Dubbed Operation Steel Curtain, the offensive comprises about 3500 troops and includes for the first time units of Iraq’s military, numbering about 1000, in what the US insists are joint operations in the al-Anbar province.
US and Iraqi forces say they “have encountered sporadic resistance – mostly small arms fire and improvised explosive devices”.
The US military also said only specific targets were selected and there were no reports of military or civilian casualties.
There were fatalities among fighters, the US military added.
At least nine air strikes were called on positions described as “enemy strong points”, and a separate strike was carried out against a suspected car bomb, a US military statement said.
Iraqi scouts, described as “specially recruited soldiers from the al-Qaim region,” are embedded with the frontline units “and are helping to identify fighter strong points and areas known to contain these homemade bombs”.
US officials have long blamed foreign fighters saying most of them cross from Syria via the Euphrates valley.
The US forces conducted nine air
The operation involves 1000 Iraqi army soldiers as well as 2500 marines, sailors and soldiers in what the US military called “the largest concentration of Iraqi army forces to take part in an operation in al-Anbar this year”.
Steel Curtain follows two earlier operations, Iron Fist and River Gate, also along the Euphrates valley in al-Anbar province.
The US command said there were no reports of casualties among American or Iraqi government forces.
Residents and local leaders say US bombardment in the Husaiba area were endangering civilians and could lead to greater instability throughout the country.
Call for intervention
“We call all humanitarians and those who carry peace to the world to intervene to stop the repeated bloodshed in the western parts of Iraq,” said Shaikh Osama Jadaan, a Sunni tribal leader from the area.
“And we say to the American occupiers to get out of Iraq and leave Iraq to the Iraqis.”
“…we say to the American occupiers to get out of Iraq and leave Iraq to the Iraqis”
Shaikh Osama Jadaan,
Husaiba, a poor rural town of about 30,000, is the first stop in a network of communities which the US military insists has been used by al-Qaida to smuggle fighters, weapons and explosives from Syria down the Euphrates valley to Baghdad and other cities.

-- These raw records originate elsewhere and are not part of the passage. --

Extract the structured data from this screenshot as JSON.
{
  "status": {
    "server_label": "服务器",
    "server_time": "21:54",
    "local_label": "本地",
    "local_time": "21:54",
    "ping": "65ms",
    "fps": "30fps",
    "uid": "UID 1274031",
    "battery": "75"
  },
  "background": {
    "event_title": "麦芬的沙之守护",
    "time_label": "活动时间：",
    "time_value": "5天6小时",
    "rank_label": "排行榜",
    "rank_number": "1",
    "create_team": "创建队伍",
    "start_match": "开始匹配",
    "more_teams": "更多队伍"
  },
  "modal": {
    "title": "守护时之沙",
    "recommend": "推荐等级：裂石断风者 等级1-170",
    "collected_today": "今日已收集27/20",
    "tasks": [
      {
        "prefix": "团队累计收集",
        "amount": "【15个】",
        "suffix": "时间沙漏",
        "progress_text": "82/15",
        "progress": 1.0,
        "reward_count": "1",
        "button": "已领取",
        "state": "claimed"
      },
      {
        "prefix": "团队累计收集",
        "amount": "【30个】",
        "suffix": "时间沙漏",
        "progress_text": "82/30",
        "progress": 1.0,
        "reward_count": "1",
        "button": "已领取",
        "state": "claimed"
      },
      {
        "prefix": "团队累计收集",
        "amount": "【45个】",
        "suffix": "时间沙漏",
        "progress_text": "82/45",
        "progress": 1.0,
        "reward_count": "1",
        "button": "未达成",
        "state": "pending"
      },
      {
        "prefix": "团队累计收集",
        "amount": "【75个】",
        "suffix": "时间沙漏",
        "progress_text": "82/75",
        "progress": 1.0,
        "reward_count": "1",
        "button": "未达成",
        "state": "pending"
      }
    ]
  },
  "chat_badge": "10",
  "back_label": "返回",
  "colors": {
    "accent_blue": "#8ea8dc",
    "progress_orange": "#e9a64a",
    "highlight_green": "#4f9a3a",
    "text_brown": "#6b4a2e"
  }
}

Many of Husaiba’s residents had fled the town after weeks of US military bombardment.
US soldiers killed
One soldier was killed on Friday by small-arms fire south of Baghdad, and another died the same day when the vehicle in his patrol was hit by a mine near Habaniya, 80km west of the capital.
Another soldier was killed on Saturday in a traffic accident in southern Iraq, according to the US military.

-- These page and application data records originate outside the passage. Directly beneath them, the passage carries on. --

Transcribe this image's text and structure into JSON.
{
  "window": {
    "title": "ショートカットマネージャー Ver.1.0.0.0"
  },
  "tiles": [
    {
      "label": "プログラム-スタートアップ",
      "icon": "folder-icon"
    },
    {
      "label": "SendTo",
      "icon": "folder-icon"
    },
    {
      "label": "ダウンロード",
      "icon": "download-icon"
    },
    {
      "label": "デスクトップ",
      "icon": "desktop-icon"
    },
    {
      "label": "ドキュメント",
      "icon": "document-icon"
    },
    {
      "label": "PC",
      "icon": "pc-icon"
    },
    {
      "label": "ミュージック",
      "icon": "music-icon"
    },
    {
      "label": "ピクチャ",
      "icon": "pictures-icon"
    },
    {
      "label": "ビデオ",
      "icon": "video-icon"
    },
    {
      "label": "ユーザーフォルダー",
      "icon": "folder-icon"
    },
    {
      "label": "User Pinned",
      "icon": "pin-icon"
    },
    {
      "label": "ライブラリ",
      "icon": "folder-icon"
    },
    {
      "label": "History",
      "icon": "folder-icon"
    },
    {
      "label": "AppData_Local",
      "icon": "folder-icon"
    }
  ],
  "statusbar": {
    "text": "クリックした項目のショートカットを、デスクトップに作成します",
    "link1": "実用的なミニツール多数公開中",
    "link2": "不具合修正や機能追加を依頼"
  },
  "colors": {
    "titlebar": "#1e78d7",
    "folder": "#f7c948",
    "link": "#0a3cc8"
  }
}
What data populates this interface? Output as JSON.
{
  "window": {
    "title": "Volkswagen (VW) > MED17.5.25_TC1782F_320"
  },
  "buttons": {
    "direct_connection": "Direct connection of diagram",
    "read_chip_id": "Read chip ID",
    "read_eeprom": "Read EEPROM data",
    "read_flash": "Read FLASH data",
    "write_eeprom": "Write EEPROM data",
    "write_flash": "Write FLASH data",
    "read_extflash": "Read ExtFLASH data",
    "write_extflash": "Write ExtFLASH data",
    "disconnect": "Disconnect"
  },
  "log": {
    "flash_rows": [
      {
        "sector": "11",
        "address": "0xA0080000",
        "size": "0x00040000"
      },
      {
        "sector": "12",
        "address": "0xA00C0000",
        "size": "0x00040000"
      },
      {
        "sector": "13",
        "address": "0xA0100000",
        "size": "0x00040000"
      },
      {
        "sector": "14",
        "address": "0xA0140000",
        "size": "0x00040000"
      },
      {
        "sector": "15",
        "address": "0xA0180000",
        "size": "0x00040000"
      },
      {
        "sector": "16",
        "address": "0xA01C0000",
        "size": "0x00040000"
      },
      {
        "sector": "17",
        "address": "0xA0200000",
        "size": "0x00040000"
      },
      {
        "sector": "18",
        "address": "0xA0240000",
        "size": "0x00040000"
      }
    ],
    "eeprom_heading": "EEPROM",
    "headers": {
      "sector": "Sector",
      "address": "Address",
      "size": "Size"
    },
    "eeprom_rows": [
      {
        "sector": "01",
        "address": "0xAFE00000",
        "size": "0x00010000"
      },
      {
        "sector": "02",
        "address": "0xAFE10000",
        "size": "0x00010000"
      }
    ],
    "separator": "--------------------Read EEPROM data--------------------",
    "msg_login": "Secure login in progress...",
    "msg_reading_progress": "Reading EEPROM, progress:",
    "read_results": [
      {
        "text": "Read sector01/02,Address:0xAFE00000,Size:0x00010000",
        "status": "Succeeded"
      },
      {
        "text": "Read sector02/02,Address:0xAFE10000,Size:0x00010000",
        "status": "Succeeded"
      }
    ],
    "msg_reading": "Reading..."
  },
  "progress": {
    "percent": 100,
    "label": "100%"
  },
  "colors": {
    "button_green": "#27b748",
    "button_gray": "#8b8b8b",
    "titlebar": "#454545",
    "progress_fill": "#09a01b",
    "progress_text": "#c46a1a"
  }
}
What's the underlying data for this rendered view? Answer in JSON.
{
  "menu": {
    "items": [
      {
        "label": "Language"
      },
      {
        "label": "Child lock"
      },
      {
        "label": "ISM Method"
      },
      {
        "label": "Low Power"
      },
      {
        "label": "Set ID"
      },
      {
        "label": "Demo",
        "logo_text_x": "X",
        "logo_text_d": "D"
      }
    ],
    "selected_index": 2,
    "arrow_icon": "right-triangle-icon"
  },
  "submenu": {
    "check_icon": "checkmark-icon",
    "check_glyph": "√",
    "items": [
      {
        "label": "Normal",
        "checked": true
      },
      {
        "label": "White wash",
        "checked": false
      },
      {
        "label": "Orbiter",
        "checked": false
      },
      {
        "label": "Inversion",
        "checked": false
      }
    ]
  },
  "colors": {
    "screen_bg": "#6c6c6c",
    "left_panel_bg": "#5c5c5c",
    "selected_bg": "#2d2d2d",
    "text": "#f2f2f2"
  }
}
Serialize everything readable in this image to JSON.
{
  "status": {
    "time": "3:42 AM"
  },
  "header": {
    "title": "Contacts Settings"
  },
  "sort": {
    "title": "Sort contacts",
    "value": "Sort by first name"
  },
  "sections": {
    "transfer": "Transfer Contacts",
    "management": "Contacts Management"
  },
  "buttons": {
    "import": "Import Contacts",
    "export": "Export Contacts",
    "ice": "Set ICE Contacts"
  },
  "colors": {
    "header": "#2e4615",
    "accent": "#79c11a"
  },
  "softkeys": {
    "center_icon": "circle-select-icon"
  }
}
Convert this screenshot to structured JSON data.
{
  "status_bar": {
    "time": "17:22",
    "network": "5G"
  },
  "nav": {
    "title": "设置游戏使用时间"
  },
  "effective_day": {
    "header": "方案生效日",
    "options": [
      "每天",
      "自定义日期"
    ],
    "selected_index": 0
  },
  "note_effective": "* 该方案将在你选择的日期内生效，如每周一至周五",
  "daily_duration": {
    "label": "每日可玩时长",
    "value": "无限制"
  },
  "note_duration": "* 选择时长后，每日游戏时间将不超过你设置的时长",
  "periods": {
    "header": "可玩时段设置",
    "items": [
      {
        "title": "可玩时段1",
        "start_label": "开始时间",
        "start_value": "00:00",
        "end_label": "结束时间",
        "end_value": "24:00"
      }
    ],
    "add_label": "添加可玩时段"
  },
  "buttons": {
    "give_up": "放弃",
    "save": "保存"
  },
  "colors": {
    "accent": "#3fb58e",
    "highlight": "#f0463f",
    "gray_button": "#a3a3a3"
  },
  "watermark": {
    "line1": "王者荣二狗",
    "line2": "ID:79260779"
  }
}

Three other soldiers were wounded in the accident.
Those deaths raised to at least 2046 the number of members of the US military who have died since the beginning of the Iraq war in March 2003, according to the Pentagon.
Iraqi soldiers executed
Five Iraqi police commandos were killed on Saturday and three wounded when a roadside bomb exploded in northern Baghdad, hospital officials said.
Al-Qaida in Iraq said on Saturday it executed 15 Iraqi soldiers seized while on leave two days ago west of Baghdad, according to an internet statement which could not be independently verified.
Al-Qaida said it had executed
On Friday, the group warned diplomats in Baghdad to “pack their bags and leave” or face certain death, after claiming a day earlier it had decided to kill two Moroccan embassy employees held hostage for being “loyalists of the oppressors and elements of the apostate regime in Morocco”.
In Rabat, the Moroccan foreign ministry scoffed at the idea of closing its Baghdad embassy.
Al-Qaida in Iraq “has nothing to teach Morocco,” and Rabat will not succumb to “blackmail,” especially “coming from a terrorist group which cannot claim to represent Iraq,” the ministry said.
In other violence, 11 members of the same family were killed and three wounded when armed men ambushed their minibus northeast of Baghdad, officials said.
Meanwhile, the White House said that Iraqi Deputy Prime Minister Ahmed Chalabi will meet US Treasury Secretary John Snow and Secretary of State Condoleezza Rice when he travels to Washington later this month – but not with President George Bush.
Chalabi was once a Pentagon favourite who provided volunteers for the embryo of an Iraqi force during the 2003 US-led invasion, as well as erroneous or false information on Saddam’s alleged weapons of mass destruction, which were never found.
But he fell out of US favour amidst charges last year that he traded US intelligence to Iran.